Thankfully, the first two Dooku-centric episodes of Tales of the Jedi help to illustrate how this once proud Jedi could turn his back on the Jedi order. That's the kind of storytelling we needed. What the series is missing, though, is an episode that shows how he was sucked into the pull of Darth Sidious. He's an honorable guy that wants to do right by the citizens of the Republic but, somehow, just turning his back on the Jedi automatically makes him evil? The series needed to give us the story in between episodes three and four, because in that fourth episode Dooku is already a Sith and (reluctantly) kills another Jedi. Something is missing there to explain why and that does weaken the Dooku side of things some.
Meanwhile, in and around all that we have Ashoka. The first episode of the season focuses on our young Jedi as a little baby who, despite her age, manages to control the force (and thus can control a beast that tries to kill her). I think the series was going for shades of Grogu here, the little Yoda-like kiddo on The Mandalorian who is shown to have great control over the Force (when he wants to use it). The implication here is that powerful Jedi can use their gifts even as babies, as Grogu and Ashoka both illustrate.
And then we wait all the way to the fifth episode for Ashoka to arrive again. We pick up with her as an apprentice and we get probably the most affecting episode of the whole season. We see her going through her Jedi training, fighting battle bots and cleaning the floor with them. Her master, Anakin, is unimpressed, though; not because Ashoka isn't capable but because the battle droids aren't that hard to fight. So he creates a new test for her, having her fight against the whole squad of Clones that she also commands. She loses quickly at first but she trains, and trains, and over the years gets better and better. This is her training and she revels in keeping up with her men. And then Order 66 happens and suddenly that training becomes all too real as she has to really fight her own men. That gut punch right there perfectly caps the episode and, damn, does it work.
Sadly then the series ends on an episode with Ashoka out in the fields, playing at being a farm worker while she hides from the Empire.
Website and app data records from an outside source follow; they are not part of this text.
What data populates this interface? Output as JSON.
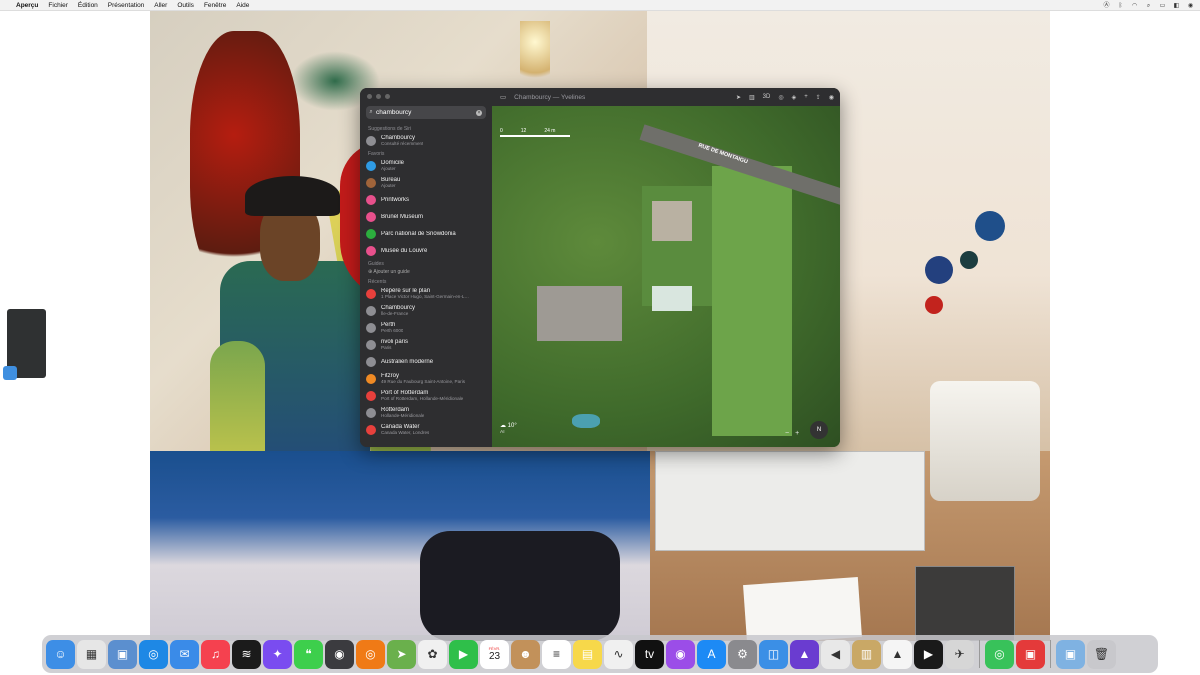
{
  "menubar": {
    "apple_icon": "apple-logo",
    "app_name": "Aperçu",
    "menus": [
      "Fichier",
      "Édition",
      "Présentation",
      "Aller",
      "Outils",
      "Fenêtre",
      "Aide"
    ],
    "status_icons": [
      "a-icon",
      "bluetooth-icon",
      "wifi-icon",
      "search-icon",
      "battery-icon",
      "control-center-icon",
      "siri-icon"
    ]
  },
  "maps_window": {
    "title": "Chambourcy — Yvelines",
    "search": {
      "value": "chambourcy"
    },
    "toolbar_labels": {
      "three_d": "3D"
    },
    "sections": {
      "siri": "Suggestions de Siri",
      "favorites": "Favoris",
      "guides": "Guides",
      "recents": "Récents"
    },
    "siri_items": [
      {
        "name": "Chambourcy",
        "sub": "Consulté récemment",
        "color": "#8e8e93"
      }
    ],
    "favorites": [
      {
        "name": "Domicile",
        "sub": "Ajouter",
        "color": "#2f9be4"
      },
      {
        "name": "Bureau",
        "sub": "Ajouter",
        "color": "#a0643a"
      },
      {
        "name": "Printworks",
        "sub": "",
        "color": "#e8508c"
      },
      {
        "name": "Brunel Museum",
        "sub": "",
        "color": "#e8508c"
      },
      {
        "name": "Parc national de Snowdonia",
        "sub": "",
        "color": "#2cae3e"
      },
      {
        "name": "Musée du Louvre",
        "sub": "",
        "color": "#e8508c"
      }
    ],
    "add_guide": "Ajouter un guide",
    "recents": [
      {
        "name": "Repère sur le plan",
        "sub": "1 Place Victor Hugo, Saint-Germain-en-L…",
        "color": "#e8403c"
      },
      {
        "name": "Chambourcy",
        "sub": "Île-de-France",
        "color": "#8e8e93"
      },
      {
        "name": "Perth",
        "sub": "Perth 6000",
        "color": "#8e8e93"
      },
      {
        "name": "rivoli paris",
        "sub": "Paris",
        "color": "#8e8e93"
      },
      {
        "name": "Australien moderne",
        "sub": "",
        "color": "#8e8e93"
      },
      {
        "name": "Fitzroy",
        "sub": "49 Rue du Faubourg Saint-Antoine, Paris",
        "color": "#f08a24"
      },
      {
        "name": "Port of Rotterdam",
        "sub": "Port of Rotterdam, Hollande-Méridionale",
        "color": "#e8403c"
      },
      {
        "name": "Rotterdam",
        "sub": "Hollande-Méridionale",
        "color": "#8e8e93"
      },
      {
        "name": "Canada Water",
        "sub": "Canada Water, Londres",
        "color": "#e8403c"
      }
    ],
    "map": {
      "scale_labels": [
        "0",
        "12",
        "24 m"
      ],
      "road_label": "RUE DE MONTAIGU",
      "weather_temp": "10°",
      "air_quality": "AI",
      "compass": "N",
      "zoom_out": "−",
      "zoom_in": "+"
    }
  },
  "dock": {
    "apps": [
      {
        "name": "finder",
        "color": "#3d8ee6",
        "glyph": "☺"
      },
      {
        "name": "launchpad",
        "color": "#e6e6e6",
        "glyph": "▦"
      },
      {
        "name": "preview",
        "color": "#5b8fcf",
        "glyph": "▣"
      },
      {
        "name": "safari",
        "color": "#1e88e5",
        "glyph": "◎"
      },
      {
        "name": "mail",
        "color": "#3a8be8",
        "glyph": "✉"
      },
      {
        "name": "music",
        "color": "#f5414f",
        "glyph": "♫"
      },
      {
        "name": "spotify",
        "color": "#1b1b1b",
        "glyph": "≋"
      },
      {
        "name": "messenger",
        "color": "#7a4cf0",
        "glyph": "✦"
      },
      {
        "name": "messages",
        "color": "#3dcf4c",
        "glyph": "❝"
      },
      {
        "name": "disk-utility",
        "color": "#3b3b3f",
        "glyph": "◉"
      },
      {
        "name": "app-orange",
        "color": "#f07a16",
        "glyph": "◎"
      },
      {
        "name": "maps",
        "color": "#6ab04c",
        "glyph": "➤"
      },
      {
        "name": "photos",
        "color": "#f0f0f0",
        "glyph": "✿"
      },
      {
        "name": "facetime",
        "color": "#2fbf4a",
        "glyph": "▶"
      },
      {
        "name": "calendar",
        "color": "#ffffff",
        "glyph": "23"
      },
      {
        "name": "contacts",
        "color": "#c2915a",
        "glyph": "☻"
      },
      {
        "name": "reminders",
        "color": "#ffffff",
        "glyph": "≡"
      },
      {
        "name": "notes",
        "color": "#f7d84a",
        "glyph": "▤"
      },
      {
        "name": "freeform",
        "color": "#f0f0f0",
        "glyph": "∿"
      },
      {
        "name": "apple-tv",
        "color": "#111111",
        "glyph": "tv"
      },
      {
        "name": "podcasts",
        "color": "#9b4de8",
        "glyph": "◉"
      },
      {
        "name": "app-store",
        "color": "#1d8af5",
        "glyph": "A"
      },
      {
        "name": "system-settings",
        "color": "#8a8a8e",
        "glyph": "⚙"
      },
      {
        "name": "app-blue-square",
        "color": "#3b8fe6",
        "glyph": "◫"
      },
      {
        "name": "affinity",
        "color": "#6a3cd0",
        "glyph": "▲"
      },
      {
        "name": "app-red-white",
        "color": "#e8e8e8",
        "glyph": "◀"
      },
      {
        "name": "archive-utility",
        "color": "#c9a866",
        "glyph": "▥"
      },
      {
        "name": "vlc",
        "color": "#f5f5f5",
        "glyph": "▲"
      },
      {
        "name": "infuse",
        "color": "#1a1a1a",
        "glyph": "▶"
      },
      {
        "name": "app-satellite",
        "color": "#d6d6d6",
        "glyph": "✈"
      },
      {
        "name": "find-my",
        "color": "#38c25a",
        "glyph": "◎"
      },
      {
        "name": "app-red-badge",
        "color": "#e43a3a",
        "glyph": "▣"
      },
      {
        "name": "downloads-folder",
        "color": "#7fb2e2",
        "glyph": "▣"
      },
      {
        "name": "trash",
        "color": "#c8c8cc",
        "glyph": "🗑"
      }
    ],
    "calendar": {
      "month": "FÉVR.",
      "day": "23"
    }
  }
}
The issue with this episode is that it doesn't really tell us anything new about her as a character. We already saw her being a "normie" back in the last season of The Clone Wars so this doesn't really do anything new for her. Seeing her decide to tap into the Force and pick up her lightsabers again parallels her own story we saw before. Same deal, slightly different locale.
Now, the episode does quickly show her fighting a Sith Inquisitor and, man, does she absolutely destroy him. That part is great. But as far as being a good cap to her story (at least in this season or from The Clone Wars) this episode fails. Frankly, as much as I like Ashoka (and I think the fifth episode is fantastic) I think this whole season would have been better off ditching her episodes and giving more time over to Dooku. Watching his rise and fall would have been a very cool story to get especially since it's all material we don't know about him. We know enough about Ashoka that her stories don't really move the needle on her, but more about Dooku is absolutely required.
Due to the short length of the season (13 to 17 minute episodes, so you could do this entire season in a quick afternoon) the series doesn't overstay its welcome in any way. It's fun, and there are some great moments. I just wish the season had been giving a little more focus, and a bit more drive, to really make it interesting. It's a decent companion to The Clone Wars but it could have been so much more.